·       Tuesday December 22, CCE Holiday Market at Pressbay Alley, Ithaca.  Stay tuned for details.


[i] "Vitamin D Deficiency: Symptoms, Causes, and Health Risks." WebMD. Ed. Elaine Magee. WebMD. Web. 20 Nov. 2015.

[ii] "Vitamin D Deficiency Common in Cancer Patients." ScienceDaily. American Society for Radiation Oncology, 3 Oct. 2011. Web. 20 Nov. 2015.

[iii] Penckofer, Sue, Joanne Kouba, Mary Byrn, and Carol Ferrans. "Vitamin D and Depression: Where Is All the Sunshine?" Issues in Mental Health Nursing. U.S. National Library of Medicine. Web. 20 Nov. 2015. <>.

[iv] Beelman, R.B. and Kalaras, M.D. (2008). Vitamin D2 Enrichment In Fresh Mushrooms Using Pulsed UV Light

[v] Stamets, Paul. "Place Mushrooms in Sunlight to Get Your Vitamin D." 6 Aug. 2012. Web. 20 Nov. 2015. <>

[vi] "Vitamin D." Health Professional Fact Sheet. National Institute of Health, 11 Nov. 2004. Web. 20 Nov. 2015. <>.
[vii] Tavera-Mendoza, Luz E., and John H. White. "Cell defenses and the sunshine vitamin." Scientific American 297.5 (2007): 62-72.

[viii] Johnson, Lana R. "Vitamin D insufficiency due to insufficient exposure to sunlight and related pathology." Student Pulse 2.12 (2010).

[ix] Shroff, Rukshana, Craig Knott, and Lesley Rees. "The virtues of vitamin D—but how much is too much?." Pediatric Nephrology 25.9 (2010): 1607-1620.

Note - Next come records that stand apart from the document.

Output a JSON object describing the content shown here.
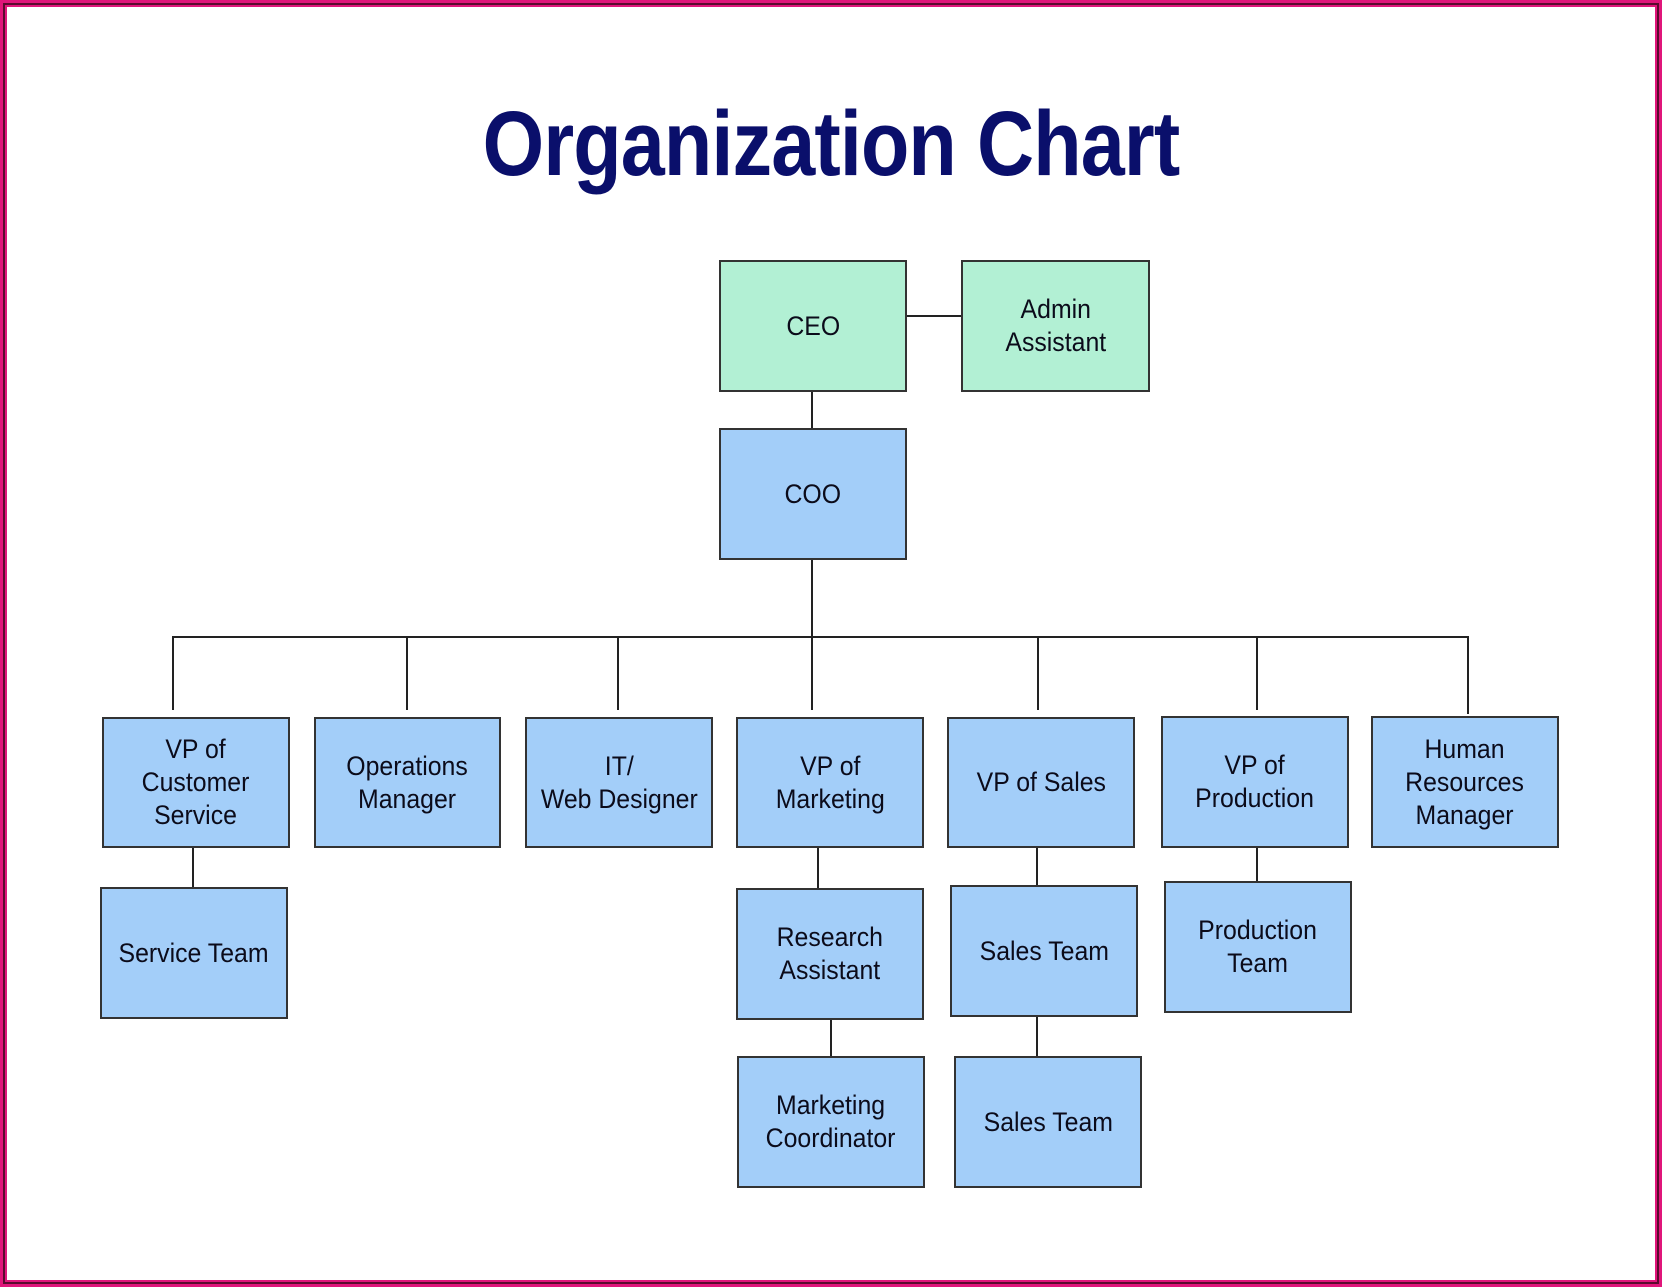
{
  "title": "Organization Chart",
  "colors": {
    "title": "#0a0f6b",
    "executive_box": "#b2f0d4",
    "staff_box": "#a3cef9",
    "frame": "#e0157a"
  },
  "nodes": {
    "ceo": "CEO",
    "admin_assistant": "Admin\nAssistant",
    "coo": "COO",
    "vp_customer_service": "VP of\nCustomer\nService",
    "operations_manager": "Operations\nManager",
    "it_web_designer": "IT/\nWeb Designer",
    "vp_marketing": "VP of\nMarketing",
    "vp_sales": "VP of Sales",
    "vp_production": "VP of\nProduction",
    "hr_manager": "Human\nResources\nManager",
    "service_team": "Service Team",
    "research_assistant": "Research\nAssistant",
    "sales_team_1": "Sales Team",
    "production_team": "Production\nTeam",
    "marketing_coordinator": "Marketing\nCoordinator",
    "sales_team_2": "Sales Team"
  },
  "hierarchy": {
    "CEO": [
      "Admin Assistant",
      "COO"
    ],
    "COO": [
      "VP of Customer Service",
      "Operations Manager",
      "IT/ Web Designer",
      "VP of Marketing",
      "VP of Sales",
      "VP of Production",
      "Human Resources Manager"
    ],
    "VP of Customer Service": [
      "Service Team"
    ],
    "VP of Marketing": [
      "Research Assistant"
    ],
    "Research Assistant": [
      "Marketing Coordinator"
    ],
    "VP of Sales": [
      "Sales Team"
    ],
    "Sales Team": [
      "Sales Team"
    ],
    "VP of Production": [
      "Production Team"
    ]
  }
}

[x] Holick, Michael F., and Tai C. Chen. "Vitamin D deficiency: a worldwide problem with health consequences." The American journal of clinical nutrition 87.4 (2008): 1080S-1086S.

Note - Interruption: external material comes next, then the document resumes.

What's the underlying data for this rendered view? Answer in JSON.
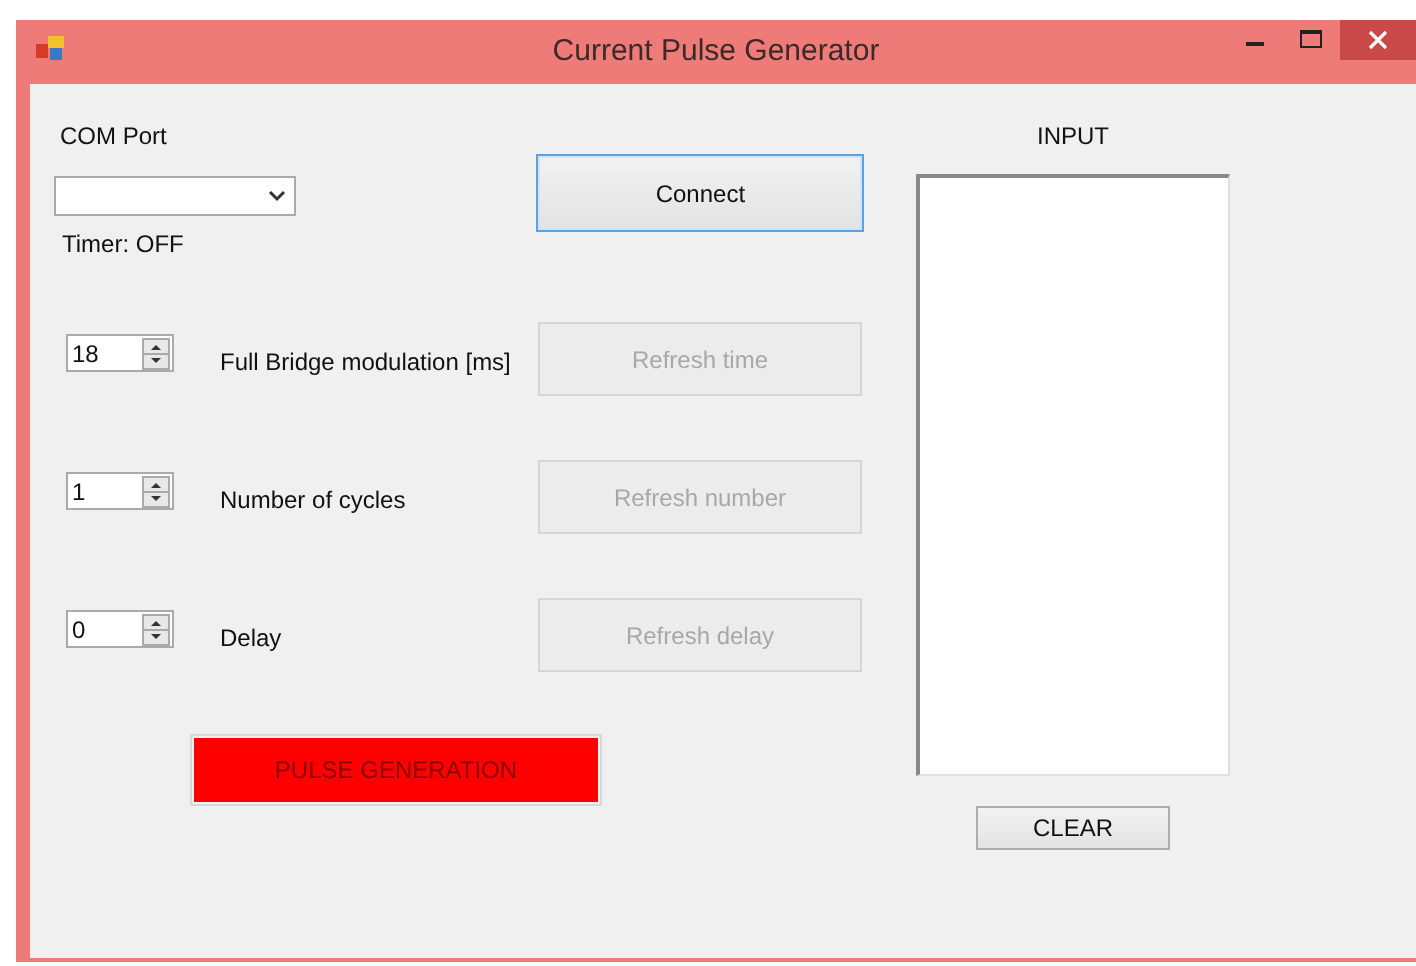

[xi] Kristin, Ohlson. "Umami: The Secret Flavor." Experience Life Magazine, 1 May 2012. Web. 20 Nov. 2015. <>.
[xii] Kurihara, Kenzo. "Glutamate: from discovery as a food flavor to role as a basic taste (umami)." The American journal of clinical nutrition 90.3 (2009): 719S-722S.

[xiii] Sugahara, T., et al. "Contents of 5'-nucleotides and free amino acids in different varieties of dried Shiitake mushroom (Lentinus edodes Sing.)." Journal (1975).